You want to make sure that when the picture gets pinned, people will be able to read and understand what it says. Your text should either be the title of your post, an inspiring quote, or something else that makes the subject of your post clear.
If you’re using a title, choose a clear title, such as “9 Things I Wish I Had Known When I Became A Mom” or “How to Make Amazing Gluten-Free Chocolate Chip Cookies.” Don’t make people guess what your post is about when they see your picture on Pinterest.
If you’re using a quote, choose one that will resonate regardless of whether people make it back to your blog or not–that way, your picture is more likely to get repinned. If you choose a quote that doesn’t make sense out of context, your picture isn’t likely to get pinned very often.

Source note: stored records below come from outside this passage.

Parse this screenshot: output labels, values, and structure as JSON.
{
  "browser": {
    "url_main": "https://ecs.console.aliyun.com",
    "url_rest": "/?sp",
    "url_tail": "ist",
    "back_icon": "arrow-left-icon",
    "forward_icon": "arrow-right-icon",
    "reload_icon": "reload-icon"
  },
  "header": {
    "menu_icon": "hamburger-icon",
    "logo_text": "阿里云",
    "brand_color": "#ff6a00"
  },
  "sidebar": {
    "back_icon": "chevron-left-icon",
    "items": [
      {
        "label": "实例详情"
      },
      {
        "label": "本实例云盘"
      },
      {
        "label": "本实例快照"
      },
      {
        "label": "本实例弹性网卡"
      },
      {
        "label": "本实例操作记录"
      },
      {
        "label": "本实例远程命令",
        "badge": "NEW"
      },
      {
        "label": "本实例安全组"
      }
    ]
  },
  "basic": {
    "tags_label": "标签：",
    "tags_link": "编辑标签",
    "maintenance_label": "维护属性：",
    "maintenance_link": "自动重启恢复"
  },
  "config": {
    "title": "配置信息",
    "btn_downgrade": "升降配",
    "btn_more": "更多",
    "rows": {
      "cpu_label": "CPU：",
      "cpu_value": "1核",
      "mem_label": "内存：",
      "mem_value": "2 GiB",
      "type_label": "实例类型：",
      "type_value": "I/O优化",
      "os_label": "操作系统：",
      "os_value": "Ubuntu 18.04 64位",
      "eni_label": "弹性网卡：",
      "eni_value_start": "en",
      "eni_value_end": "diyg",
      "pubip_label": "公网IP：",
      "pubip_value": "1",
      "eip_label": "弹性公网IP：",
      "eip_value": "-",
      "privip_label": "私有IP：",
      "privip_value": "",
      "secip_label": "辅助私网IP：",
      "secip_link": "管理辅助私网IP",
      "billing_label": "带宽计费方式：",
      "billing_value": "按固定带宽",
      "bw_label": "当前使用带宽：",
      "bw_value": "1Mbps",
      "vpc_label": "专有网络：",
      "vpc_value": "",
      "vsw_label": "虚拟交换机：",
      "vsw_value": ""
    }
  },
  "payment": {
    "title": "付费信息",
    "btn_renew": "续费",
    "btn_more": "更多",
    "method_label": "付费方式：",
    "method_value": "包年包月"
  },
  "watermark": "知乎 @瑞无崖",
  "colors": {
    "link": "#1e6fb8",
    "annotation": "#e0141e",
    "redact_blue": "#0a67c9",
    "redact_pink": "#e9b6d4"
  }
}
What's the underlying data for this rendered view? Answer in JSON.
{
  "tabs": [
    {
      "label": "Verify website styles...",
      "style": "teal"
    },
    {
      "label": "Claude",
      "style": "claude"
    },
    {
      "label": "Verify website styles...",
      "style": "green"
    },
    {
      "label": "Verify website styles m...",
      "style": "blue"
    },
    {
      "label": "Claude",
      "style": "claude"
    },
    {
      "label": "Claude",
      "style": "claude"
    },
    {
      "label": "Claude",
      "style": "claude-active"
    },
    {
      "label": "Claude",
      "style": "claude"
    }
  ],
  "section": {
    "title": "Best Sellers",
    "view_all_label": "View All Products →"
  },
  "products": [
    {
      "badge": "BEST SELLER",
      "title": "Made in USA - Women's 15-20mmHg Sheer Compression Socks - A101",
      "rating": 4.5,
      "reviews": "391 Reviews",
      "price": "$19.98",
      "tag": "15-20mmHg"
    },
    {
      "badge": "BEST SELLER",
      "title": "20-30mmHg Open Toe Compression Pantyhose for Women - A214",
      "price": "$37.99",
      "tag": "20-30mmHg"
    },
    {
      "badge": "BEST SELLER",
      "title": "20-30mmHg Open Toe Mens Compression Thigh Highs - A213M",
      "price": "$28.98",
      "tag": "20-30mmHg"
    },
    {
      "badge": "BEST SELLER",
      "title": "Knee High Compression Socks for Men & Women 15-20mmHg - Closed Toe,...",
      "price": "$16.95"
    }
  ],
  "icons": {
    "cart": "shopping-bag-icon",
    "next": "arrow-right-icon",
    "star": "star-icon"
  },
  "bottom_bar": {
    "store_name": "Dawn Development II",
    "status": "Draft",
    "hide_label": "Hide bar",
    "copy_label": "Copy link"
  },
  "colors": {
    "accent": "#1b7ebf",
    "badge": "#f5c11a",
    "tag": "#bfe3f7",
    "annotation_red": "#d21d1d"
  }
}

When adding text to your picture, make sure that it is clear and readable when pin-sized (check out our cheat sheet to Pinterest image sizes to find out how big your pins should be). Choose a color that stands out, and a font that’s easy to read. You can add text to pictures via photo editing software like Photoshop if you have it. Otherwise, there are free programs online that do the same thing, such as Fotor or Picfont.
Here’s an example photo I made for this post:
3. One “pinable” picture per post
Research shows that the more choices a person has, the less likely they are to make a choice in the end. If you give your readers too many pictures to pin in a single post, they’re less likely to pin any of them at all. Give them one good “pinable” image per post and make it easy for them to decide.
4. “Pin It” button on the post
The more work your readers have to do in order to pin your post, the less likely they are to do the work. Make it easy for them by adding a “pin it” button to each individual post. You can do this in two ways: One, you can generate the code for a “Pin It” button using the “Make Pin It Button” tool at the bottom of this page, then paste the code into the html for your post. We recommend this option for those who don’t have a lot of “pinable” content on their blogs, but have a handful of posts that they think would do well on Pinterest.
The second, less time-consuming option is to automatically add a Pinterest button to every post using a plugin such as Pinterest “Pin It” Button Lite. You add the picture, and the plugin does all the work.
Do you use Pinterest? What tips or advice do you have? Leave your thoughts and questions in the comments!